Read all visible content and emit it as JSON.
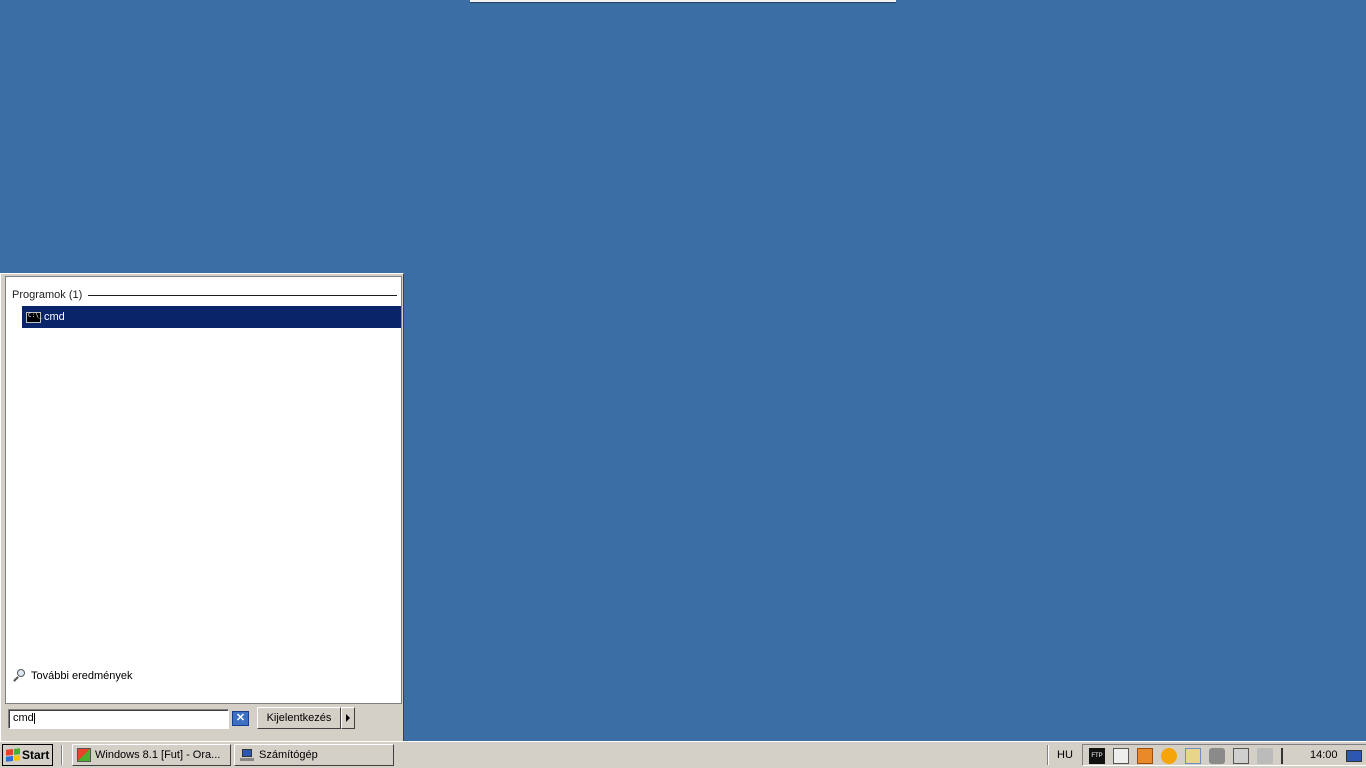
{
  "start_menu": {
    "group_header": "Programok (1)",
    "result_label": "cmd",
    "more_results": "További eredmények",
    "search_value": "cmd",
    "logoff_label": "Kijelentkezés"
  },
  "taskbar": {
    "start_label": "Start",
    "tasks": [
      {
        "label": "Windows 8.1 [Fut] - Ora..."
      },
      {
        "label": "Számítógép"
      }
    ],
    "language": "HU",
    "tray_icons": [
      "ftp-icon",
      "media-sync-icon",
      "app-orange-icon",
      "circle-orange-icon",
      "folder-sync-icon",
      "shield-check-icon",
      "network-icon",
      "volume-muted-icon",
      "action-center-flag-icon"
    ],
    "clock": "14:00"
  },
  "colors": {
    "desktop": "#3a6ea5",
    "selection": "#0a246a",
    "chrome": "#d4d0c8"
  }
}
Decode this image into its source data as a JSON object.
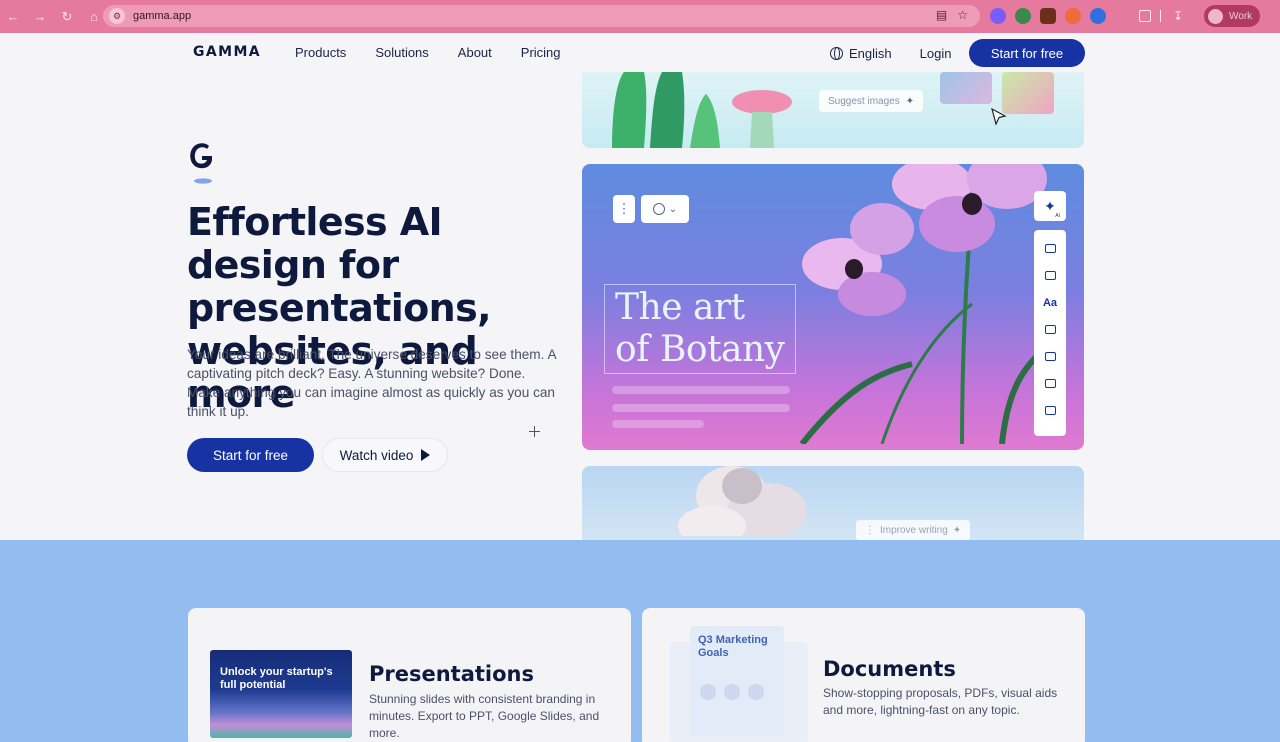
{
  "browser": {
    "url": "gamma.app",
    "profile_name": "Work",
    "extension_colors": [
      "#7b5cff",
      "#3a8a4e",
      "#6b2f1a",
      "#ef6b3a",
      "#2f6fe0"
    ]
  },
  "nav": {
    "logo": "GAMMA",
    "links": [
      "Products",
      "Solutions",
      "About",
      "Pricing"
    ],
    "language": "English",
    "login": "Login",
    "cta": "Start for free"
  },
  "hero": {
    "title": "Effortless AI design for presentations, websites, and more",
    "subtitle": "Your ideas are brilliant. The universe deserves to see them. A captivating pitch deck? Easy. A stunning website? Done. Make anything you can imagine almost as quickly as you can think it up.",
    "primary_cta": "Start for free",
    "secondary_cta": "Watch video"
  },
  "cards": {
    "suggest_label": "Suggest images",
    "art_title_line1": "The art",
    "art_title_line2": "of Botany",
    "improve_label": "Improve writing",
    "ai_badge": "AI"
  },
  "features": [
    {
      "thumb_text": "Unlock your startup's full potential",
      "title": "Presentations",
      "desc": "Stunning slides with consistent branding in minutes. Export to PPT, Google Slides, and more."
    },
    {
      "thumb_text": "Q3 Marketing Goals",
      "title": "Documents",
      "desc": "Show-stopping proposals, PDFs, visual aids and more, lightning-fast on any topic."
    }
  ],
  "colors": {
    "brand_blue": "#1732a3",
    "chrome_pink": "#e5799e",
    "lower_bg": "#93bdf0"
  }
}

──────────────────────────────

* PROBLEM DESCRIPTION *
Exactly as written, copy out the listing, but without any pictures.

* WRITTEN RESPONSE *
Read all visible content and emit it as JSON.
{
  "start_menu": {
    "group_header": "Programok (1)",
    "result_label": "cmd",
    "more_results": "További eredmények",
    "search_value": "cmd",
    "logoff_label": "Kijelentkezés"
  },
  "taskbar": {
    "start_label": "Start",
    "tasks": [
      {
        "label": "Windows 8.1 [Fut] - Ora..."
      },
      {
        "label": "Számítógép"
      }
    ],
    "language": "HU",
    "tray_icons": [
      "ftp-icon",
      "media-sync-icon",
      "app-orange-icon",
      "circle-orange-icon",
      "folder-sync-icon",
      "shield-check-icon",
      "network-icon",
      "volume-muted-icon",
      "action-center-flag-icon"
    ],
    "clock": "14:00"
  },
  "colors": {
    "desktop": "#3a6ea5",
    "selection": "#0a246a",
    "chrome": "#d4d0c8"
  }
}
Decode this image into its source data as a JSON object.
{
  "browser": {
    "url": "gamma.app",
    "profile_name": "Work",
    "extension_colors": [
      "#7b5cff",
      "#3a8a4e",
      "#6b2f1a",
      "#ef6b3a",
      "#2f6fe0"
    ]
  },
  "nav": {
    "logo": "GAMMA",
    "links": [
      "Products",
      "Solutions",
      "About",
      "Pricing"
    ],
    "language": "English",
    "login": "Login",
    "cta": "Start for free"
  },
  "hero": {
    "title": "Effortless AI design for presentations, websites, and more",
    "subtitle": "Your ideas are brilliant. The universe deserves to see them. A captivating pitch deck? Easy. A stunning website? Done. Make anything you can imagine almost as quickly as you can think it up.",
    "primary_cta": "Start for free",
    "secondary_cta": "Watch video"
  },
  "cards": {
    "suggest_label": "Suggest images",
    "art_title_line1": "The art",
    "art_title_line2": "of Botany",
    "improve_label": "Improve writing",
    "ai_badge": "AI"
  },
  "features": [
    {
      "thumb_text": "Unlock your startup's full potential",
      "title": "Presentations",
      "desc": "Stunning slides with consistent branding in minutes. Export to PPT, Google Slides, and more."
    },
    {
      "thumb_text": "Q3 Marketing Goals",
      "title": "Documents",
      "desc": "Show-stopping proposals, PDFs, visual aids and more, lightning-fast on any topic."
    }
  ],
  "colors": {
    "brand_blue": "#1732a3",
    "chrome_pink": "#e5799e",
    "lower_bg": "#93bdf0"
  }
}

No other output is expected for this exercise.